The third aspect is integrity.  A true martial artist must have a high moral character, be open, forthright and honest.  He should never be intimidated by power, corrupted by money, nor weakened by desire.  A person must never be vain, but he can never be without pride.  The true martial artist must have enough pride not to be used and corrupted by others, or lower oneself to grovel at the feet of the rich and powerful.  He will never permit himself to be used by evil.  The independence and integrity of personal character must be defended at all cost so that we may stand tall under any circumstances.  In doing so, one will always have a clear conscience and righteous strength.  This is the physical manifestation of the Jujitsu spirit through merging principles of the way and the art.

Last but not least, is respect.  Respect and sensitivity toward others has a strong effect on personal relationships, both at work or at school, and with friends and family.  Along with the mental connection and respect for others, comes an awareness of others and their needs.

Respect for others who are senior and from whom we learn is essential for learning.  Without this basic element, the teacher cannot teach and the learner cannot learn.

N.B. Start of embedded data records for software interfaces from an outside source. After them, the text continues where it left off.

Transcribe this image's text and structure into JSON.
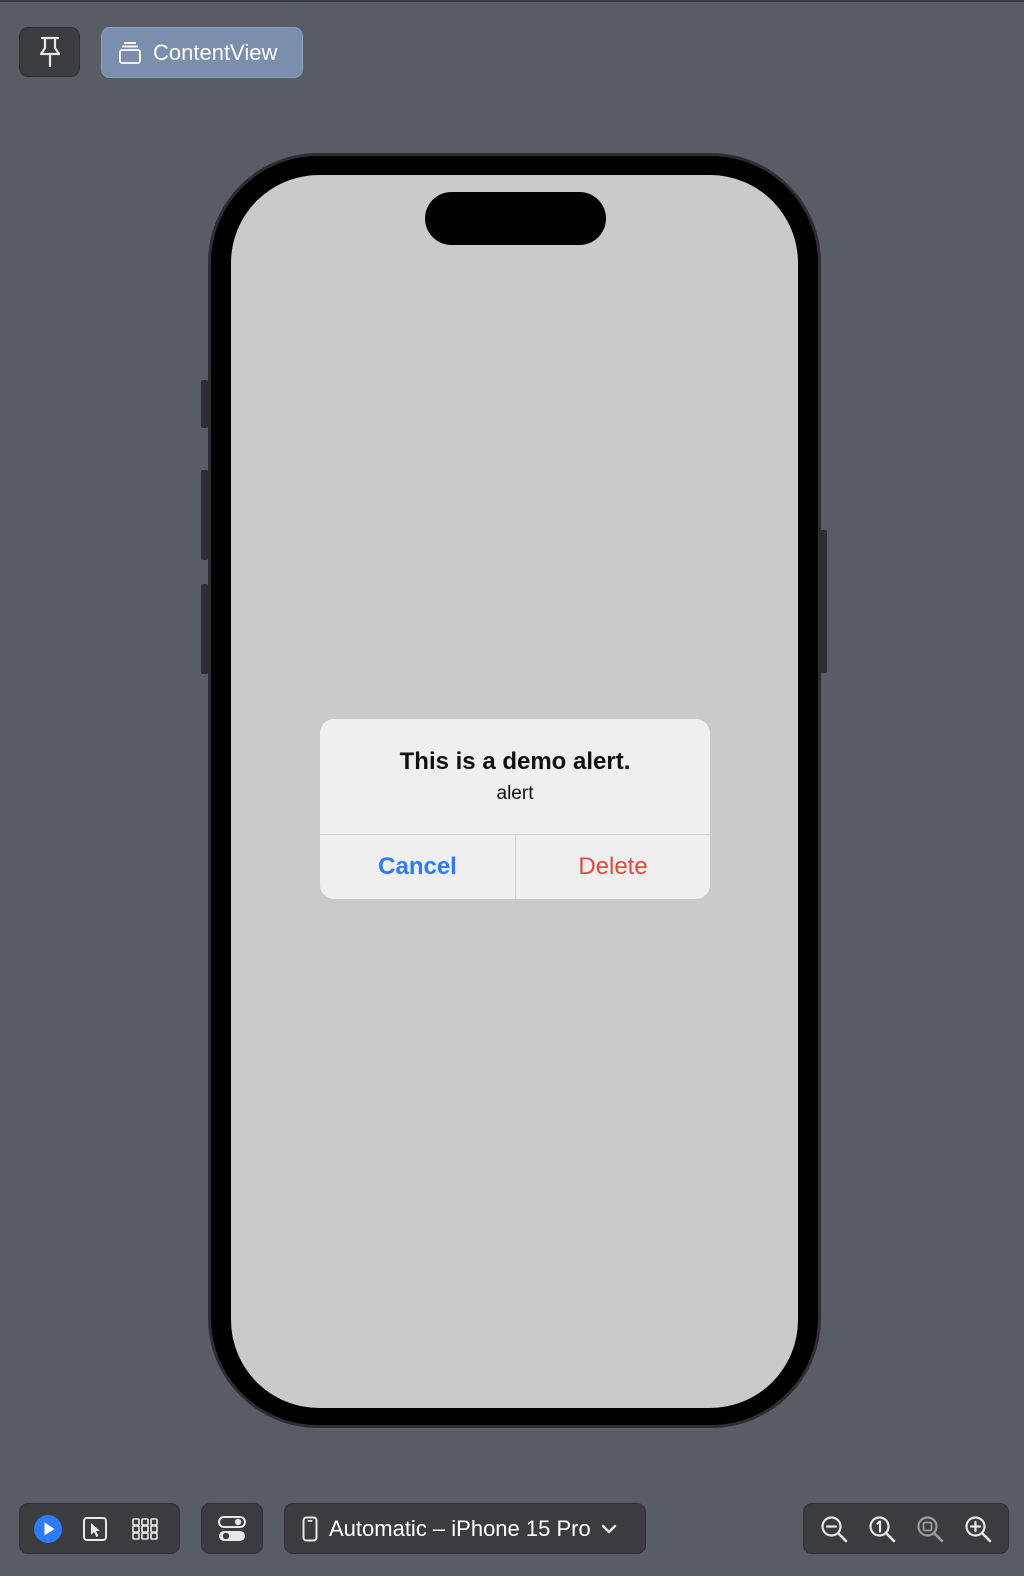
{
  "toolbar": {
    "pin_icon": "pin-icon",
    "content_view_label": "ContentView",
    "content_view_icon": "stack-window-icon"
  },
  "alert": {
    "title": "This is a demo alert.",
    "message": "alert",
    "cancel_label": "Cancel",
    "delete_label": "Delete"
  },
  "bottom_bar": {
    "modes": [
      "play-mode-icon",
      "selectable-mode-icon",
      "variants-grid-icon"
    ],
    "device_settings_icon": "device-settings-icon",
    "device_label": "Automatic – iPhone 15 Pro",
    "zoom": [
      "zoom-out-icon",
      "zoom-actual-size-icon",
      "zoom-to-fit-icon",
      "zoom-in-icon"
    ]
  },
  "colors": {
    "canvas": "#585c64",
    "accent_blue": "#2f7bf5",
    "destructive_red": "#e4493a",
    "selected_tab": "#7a8fad"
  }
}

Practitioners should not only show etiquette for the seniority system and honor senior members but show respect for oneself, other practitioners and all human beings.

We should always honor our families, and give without the expectation of receiving.  Striving for family honor is a lifetime responsibility.  As a member of a family, one's first duty is to be filial to parents, to be helpful and harmonious with our consort, and to be affectionate to brothers and sisters, in order that the family may be a sound, successful and harmonious unit of the community.

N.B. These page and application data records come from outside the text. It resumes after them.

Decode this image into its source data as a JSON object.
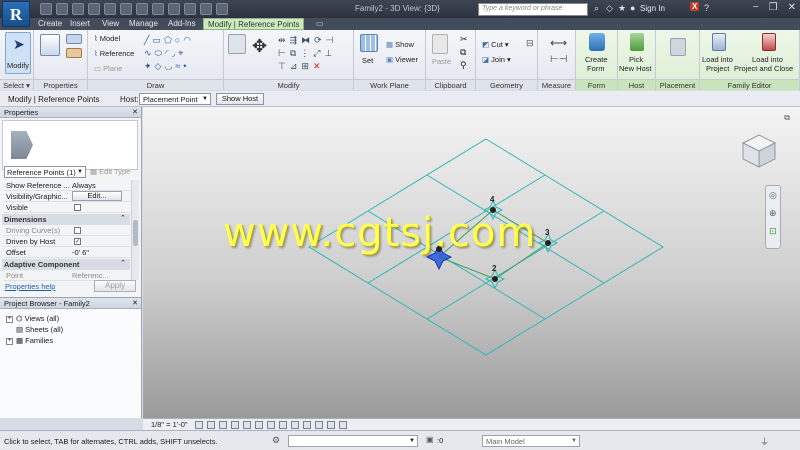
{
  "titlebar": {
    "title": "Family2 - 3D View: {3D}",
    "search_placeholder": "Type a keyword or phrase",
    "sign_in": "Sign In"
  },
  "tabs": [
    "Create",
    "Insert",
    "View",
    "Manage",
    "Add-Ins",
    "Modify | Reference Points"
  ],
  "ribbon": {
    "select": {
      "modify": "Modify",
      "title": "Select ▾"
    },
    "properties": {
      "title": "Properties"
    },
    "draw": {
      "model": "Model",
      "reference": "Reference",
      "plane": "Plane",
      "title": "Draw"
    },
    "modify": {
      "title": "Modify"
    },
    "work_plane": {
      "set": "Set",
      "show": "Show",
      "viewer": "Viewer",
      "title": "Work Plane"
    },
    "clipboard": {
      "paste": "Paste",
      "title": "Clipboard"
    },
    "geometry": {
      "cut": "Cut",
      "join": "Join",
      "title": "Geometry"
    },
    "measure": {
      "title": "Measure"
    },
    "form": {
      "create_form_1": "Create",
      "create_form_2": "Form",
      "title": "Form"
    },
    "host": {
      "pick_1": "Pick",
      "pick_2": "New Host",
      "title": "Host"
    },
    "placement": {
      "title": "Placement"
    },
    "family_editor": {
      "load_1": "Load into",
      "load_2": "Project",
      "load_close_1": "Load into",
      "load_close_2": "Project and Close",
      "title": "Family Editor"
    }
  },
  "optbar": {
    "context": "Modify | Reference Points",
    "host_label": "Host:",
    "host_value": "Placement Point",
    "show_host": "Show Host"
  },
  "properties": {
    "header": "Properties",
    "instance_select": "Reference Points (1)",
    "edit_type": "Edit Type",
    "rows": [
      {
        "key": "Show Reference ...",
        "value": "Always"
      },
      {
        "key": "Visibility/Graphic...",
        "value": "Edit..."
      },
      {
        "key": "Visible",
        "value": ""
      }
    ],
    "group_dimensions": "Dimensions",
    "dim_rows": [
      {
        "key": "Driving Curve(s)",
        "value": ""
      },
      {
        "key": "Driven by Host",
        "value": "✓"
      },
      {
        "key": "Offset",
        "value": "-0'  6\""
      }
    ],
    "group_adaptive": "Adaptive Component",
    "adaptive_rows": [
      {
        "key": "Point",
        "value": "Referenc..."
      }
    ],
    "help_link": "Properties help",
    "apply": "Apply"
  },
  "browser": {
    "header": "Project Browser - Family2",
    "items": [
      "Views (all)",
      "Sheets (all)",
      "Families"
    ]
  },
  "viewport": {
    "watermark": "www.cgtsj.com",
    "point_labels": [
      "4",
      "3",
      "2"
    ],
    "accent_cyan": "#2fb7b4",
    "accent_blue": "#2b56d8"
  },
  "viewbar": {
    "scale": "1/8\" = 1'-0\""
  },
  "statusbar": {
    "text": "Click to select, TAB for alternates, CTRL adds, SHIFT unselects.",
    "zero": ":0",
    "model": "Main Model"
  }
}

As a member of a nation one must be grateful for the protection which one derives as a citizen; one must guard against self-interest and foster a spirit of social service.

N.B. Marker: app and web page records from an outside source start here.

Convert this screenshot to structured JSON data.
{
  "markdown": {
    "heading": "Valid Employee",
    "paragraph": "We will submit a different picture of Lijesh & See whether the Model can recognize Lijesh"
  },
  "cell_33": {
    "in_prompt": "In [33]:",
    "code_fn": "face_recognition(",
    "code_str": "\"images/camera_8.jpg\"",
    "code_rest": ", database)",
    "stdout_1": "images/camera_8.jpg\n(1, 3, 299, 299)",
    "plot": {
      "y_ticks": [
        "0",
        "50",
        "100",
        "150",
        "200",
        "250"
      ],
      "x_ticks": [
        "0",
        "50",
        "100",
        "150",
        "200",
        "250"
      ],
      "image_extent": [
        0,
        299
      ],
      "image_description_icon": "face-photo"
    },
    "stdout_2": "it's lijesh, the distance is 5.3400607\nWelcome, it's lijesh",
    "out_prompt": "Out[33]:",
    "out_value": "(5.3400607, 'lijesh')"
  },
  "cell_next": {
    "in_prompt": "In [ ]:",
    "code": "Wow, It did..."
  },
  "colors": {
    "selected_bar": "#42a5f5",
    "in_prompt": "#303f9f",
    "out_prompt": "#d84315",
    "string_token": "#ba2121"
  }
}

This principle can be further expanded to include respect for other human beings, respect for society, institutions, other nations, cultures and all aspects of life and nature.  Only when there are sufficient numbers of people who share this respect can we hope to change our world of violence and chaos into a world of peace and order.

As Jujitsu practitioners we should also use ethics as a frame of reference for our daily behavior and activities.  We are responsible to demonstrate the 'codes' in and out of the training area.  This example shows that we do not consider our art separately from our everyday life, that it is part of everything.  This demonstrates the strength of our art and makes us good practitioners and teachers.

One should be discrete in action, yet hold courage in high regard, and strive to cultivate manliness.  One should be gentle, modest, polite, and resourceful to eccentric; but striving always to practice moderation in all things.  One should also realize that these qualities constitute the secret of the practice of Jujitsu.

Like a drawing in ink of the whispering of the wind in the pines, the secrets of Jujitsu can only be suggested.  Only through personal experience can one comprehend the mystic ecstasy of such secrets.  And only by cultivating a receptive state of mind, without preconceived ideas or thoughts can one master the secret art of reacting spontaneously and naturally without hesitation and without purposeless resistance."



If you are not finding what you are looking for, or you've found an interesting subject that you would like to research further, just type it into the search box to the left and you will be redirected to the Google™ search pages for that subject.  Thanks for visiting our site!!!






Shop for DVDs, books, weapons, training supplies, uniforms, sword stands, self defense supplies, martial art posters and artwork, and much much more!!!









Copyright © 2006  [Wesner's School of Martial Arts]. All rights reserved